Disney to Launch Online-Only ESPN, Drops Movie Deal With NetflixBy
Move underscores threats to main pay-television businesses
Entertainment giant reports rare drop in earnings, revenue
Walt Disney Co., once again shaking up the media industry, said it will stop selling movies to Netflix Inc. and begin offering ESPN sports programming and family films directly to consumers via two new streaming services.
Disney’s online entertainment service will begin in 2019, the Burbank, California-based company said Tuesday in a statement. Starting next year, an ESPN online service, which the company had said was in the works, will feature 10,000 live events a year, including Major League Baseball, hockey, soccer and tennis, as well as college sports.
Investors didn’t have to look far to find out why Disney suddenly chose to upend its business. The company reported a rare drop in revenue and profit -- from falling ad sales at ESPN and a decline at the film division. The moves show how seriously Chief Executive Officer Bob Iger views the threat from streaming services like Netflix and Amazon.com Inc. and their impact on conventional pay-TV.
“Our direct-to-consumer services mark an entirely new growth strategy for the company, one that takes advantage of the incredible opportunity that changing technology provides us to leverage the strength of our great brands,” Iger said in the statement.
Shares of Disney fell as much as 2.6 percent to $104.25 in extended trading after the announcements. Netflix, which is losing a key supplier, lost 3.5 percent $172.15.
The ability to stream some of Disney’s most valuable sports and films without a cable TV subscription shows how rapidly the business is changing. The new Disney entertainment service will feature Disney films, as well as new programs and content from the company’s Disney Channel library. Those will include movies from the Disney studios and Pixar, but not Marvel or Lucasfilm, the producer of “Star Wars.”
The immediate fallout for Netflix is minimal, though investors may fear other Hollywood studios will move against the company and more carefully restrict what they sell to the online service. Netflix will spend more than $6 billion on programming in 2017, much of it from other media outlets, and has a long term budget of $15.7 billion.
“U.S. Netflix members will have access to Disney films on the service through the end of 2019, including all new films that are shown theatrically through the end of 2018,” Los Gatos, California-based Netflix said in a statement. “We continue to do business with the Walt Disney Company on many fronts, including our ongoing relationship with Marvel TV.”

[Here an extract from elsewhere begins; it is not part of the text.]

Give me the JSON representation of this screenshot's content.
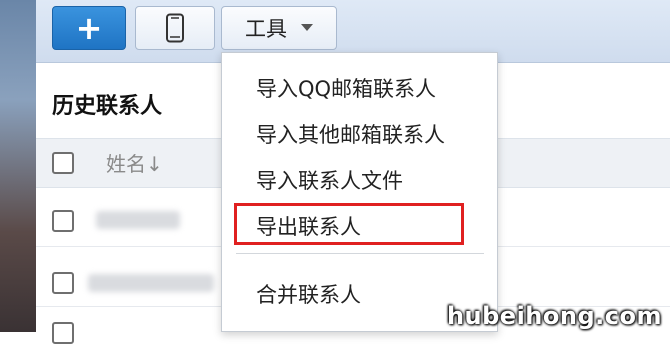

To jumpstart its new services, Disney is buying control of BamTech, the streaming arm of Major League Baseball, in which it previously held a one-third stake. The company is paying $1.58 billion to raise its stake to 75 percent. Disney said it plans to market the Disney and ESPN streaming services directly to consumers, in app stores and from authorized pay-TV providers.
To address the concerns of pay-TV services, Iger said on a call with investors that none of the programming currently on ESPN would be on the online service. Plans for the two services have major ramifications for pay TV providers like Comcast Corp. and AT&T Inc.’s DirecTV. Subscribers pay more than $7 a month for ESPN, making it the most expensive basic cable channel and a major reason why consumers sign up for pay TV.
As if to underscore the growing threat to its business, Disney on Tuesday also reported fiscal third-quarter sales that missed analysts’ estimates, because of shrinking ad sales at ESPN and lower results from its film division.
Sales were little changed at $14.2 billion in the period ended July 1, Disney said, and trailed analysts’ estimates of $14.4 billion. Profit fell to $1.58 a share, beating the $1.55 average of analysts’ projections.
Profits at the company’s cable networks division fell 23 percent to $1.46 billion, due to higher programming costs and lower ad revenue.
Disney warned last year that fiscal 2017 would be difficult, hurt by rising costs to televise National Basketball Association games and fewer films being released by its studio.
— With assistance by Gerry Smith, and Anousha Sakoui